▸ **Stored dataset items**:
......
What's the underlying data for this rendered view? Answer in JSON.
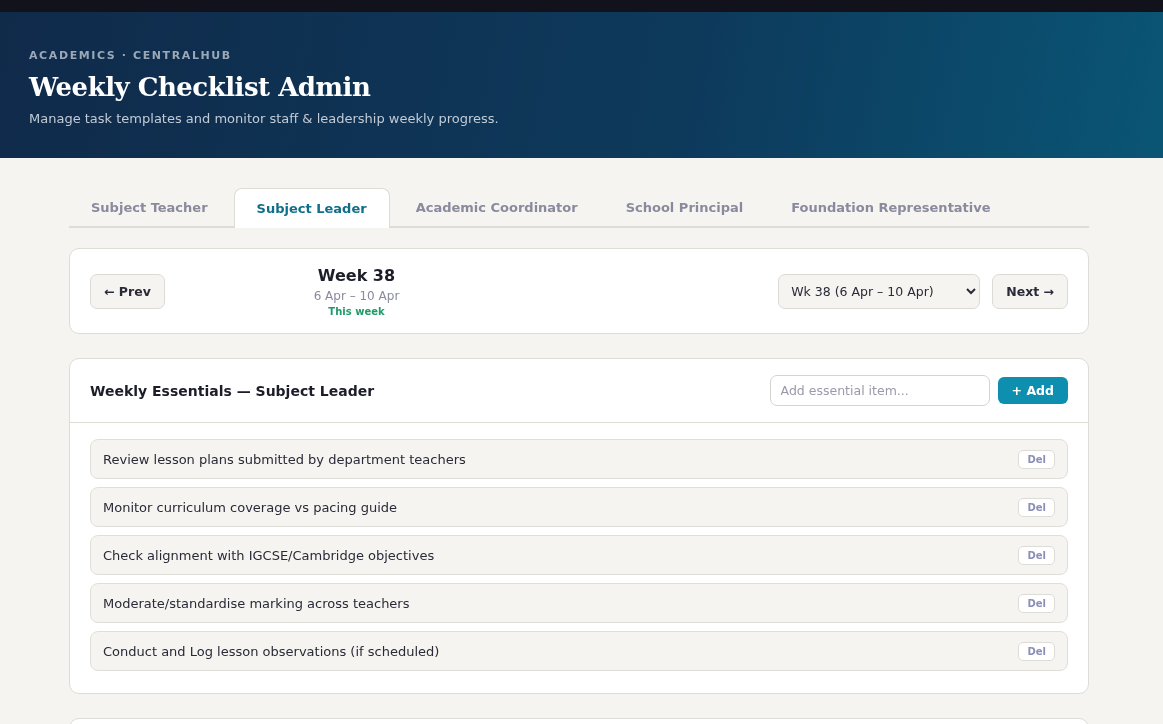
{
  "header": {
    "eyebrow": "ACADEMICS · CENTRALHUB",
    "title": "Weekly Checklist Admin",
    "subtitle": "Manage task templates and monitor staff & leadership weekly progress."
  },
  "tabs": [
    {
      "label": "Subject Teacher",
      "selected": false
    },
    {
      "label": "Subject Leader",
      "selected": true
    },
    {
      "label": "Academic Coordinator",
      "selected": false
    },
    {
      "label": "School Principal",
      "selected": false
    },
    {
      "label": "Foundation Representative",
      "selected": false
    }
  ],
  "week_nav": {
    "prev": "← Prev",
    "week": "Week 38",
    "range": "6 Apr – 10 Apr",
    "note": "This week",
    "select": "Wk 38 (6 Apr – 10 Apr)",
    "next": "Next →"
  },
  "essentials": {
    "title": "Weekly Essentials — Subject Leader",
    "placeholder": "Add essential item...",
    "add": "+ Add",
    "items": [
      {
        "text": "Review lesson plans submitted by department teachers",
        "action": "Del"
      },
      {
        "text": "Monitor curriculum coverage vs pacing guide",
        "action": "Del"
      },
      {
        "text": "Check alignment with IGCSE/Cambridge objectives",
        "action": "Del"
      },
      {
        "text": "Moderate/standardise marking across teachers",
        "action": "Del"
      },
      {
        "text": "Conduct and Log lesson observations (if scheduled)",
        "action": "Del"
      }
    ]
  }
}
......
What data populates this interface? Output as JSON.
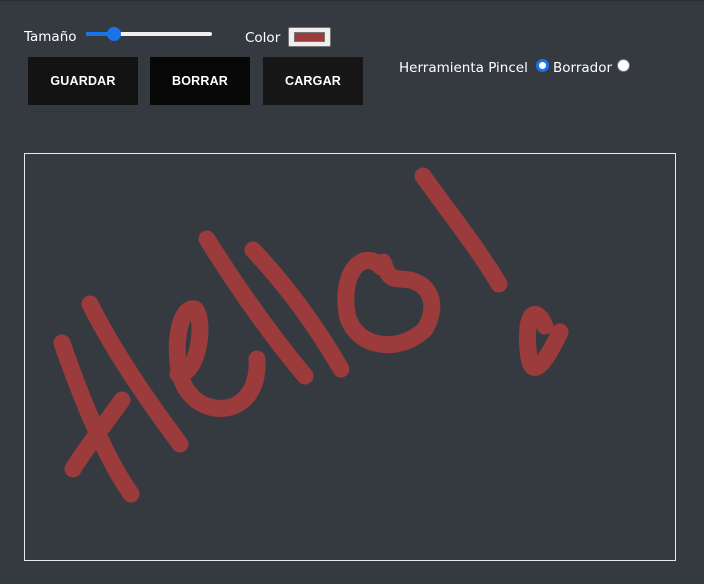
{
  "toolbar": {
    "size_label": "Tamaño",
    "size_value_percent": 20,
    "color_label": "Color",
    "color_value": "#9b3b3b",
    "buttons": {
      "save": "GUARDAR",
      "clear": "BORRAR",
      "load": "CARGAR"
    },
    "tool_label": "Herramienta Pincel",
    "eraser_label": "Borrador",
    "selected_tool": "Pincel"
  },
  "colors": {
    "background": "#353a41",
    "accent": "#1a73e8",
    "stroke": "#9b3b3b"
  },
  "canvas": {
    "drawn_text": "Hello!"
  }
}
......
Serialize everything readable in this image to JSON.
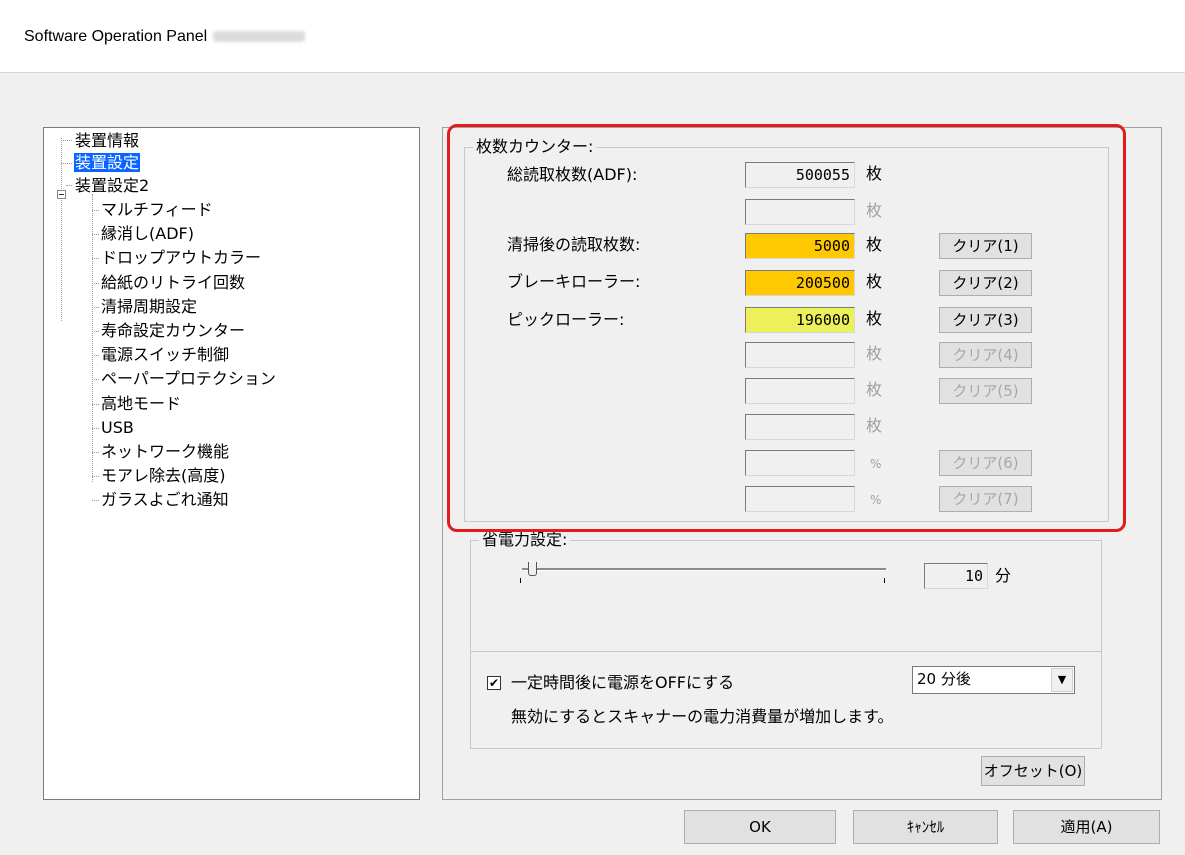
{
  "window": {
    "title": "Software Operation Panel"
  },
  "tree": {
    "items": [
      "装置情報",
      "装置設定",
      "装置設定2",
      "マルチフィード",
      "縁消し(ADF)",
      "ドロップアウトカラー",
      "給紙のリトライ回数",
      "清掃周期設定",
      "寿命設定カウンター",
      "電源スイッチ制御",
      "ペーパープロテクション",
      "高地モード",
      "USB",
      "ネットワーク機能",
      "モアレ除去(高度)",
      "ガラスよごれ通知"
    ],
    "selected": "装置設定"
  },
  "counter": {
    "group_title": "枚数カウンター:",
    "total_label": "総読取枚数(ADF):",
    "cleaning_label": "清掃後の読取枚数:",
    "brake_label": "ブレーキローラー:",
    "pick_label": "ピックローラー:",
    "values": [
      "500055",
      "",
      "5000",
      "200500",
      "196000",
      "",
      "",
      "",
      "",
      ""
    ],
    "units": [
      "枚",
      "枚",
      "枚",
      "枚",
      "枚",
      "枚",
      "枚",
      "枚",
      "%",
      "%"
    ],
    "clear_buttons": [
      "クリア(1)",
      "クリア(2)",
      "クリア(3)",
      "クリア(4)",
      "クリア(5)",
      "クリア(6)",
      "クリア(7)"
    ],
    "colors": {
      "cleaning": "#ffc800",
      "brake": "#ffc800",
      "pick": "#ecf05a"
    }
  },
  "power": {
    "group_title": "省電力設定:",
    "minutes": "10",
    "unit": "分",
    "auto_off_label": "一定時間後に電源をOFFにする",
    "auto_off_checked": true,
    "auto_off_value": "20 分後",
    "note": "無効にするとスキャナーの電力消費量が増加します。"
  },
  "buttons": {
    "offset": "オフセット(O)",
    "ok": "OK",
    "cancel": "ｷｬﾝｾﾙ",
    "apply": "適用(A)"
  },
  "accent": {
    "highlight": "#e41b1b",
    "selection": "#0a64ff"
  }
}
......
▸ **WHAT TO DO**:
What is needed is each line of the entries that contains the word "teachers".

▸ **ANSWER SPACE**:
        "text": "Review lesson plans submitted by department teachers",
        "text": "Moderate/standardise marking across teachers",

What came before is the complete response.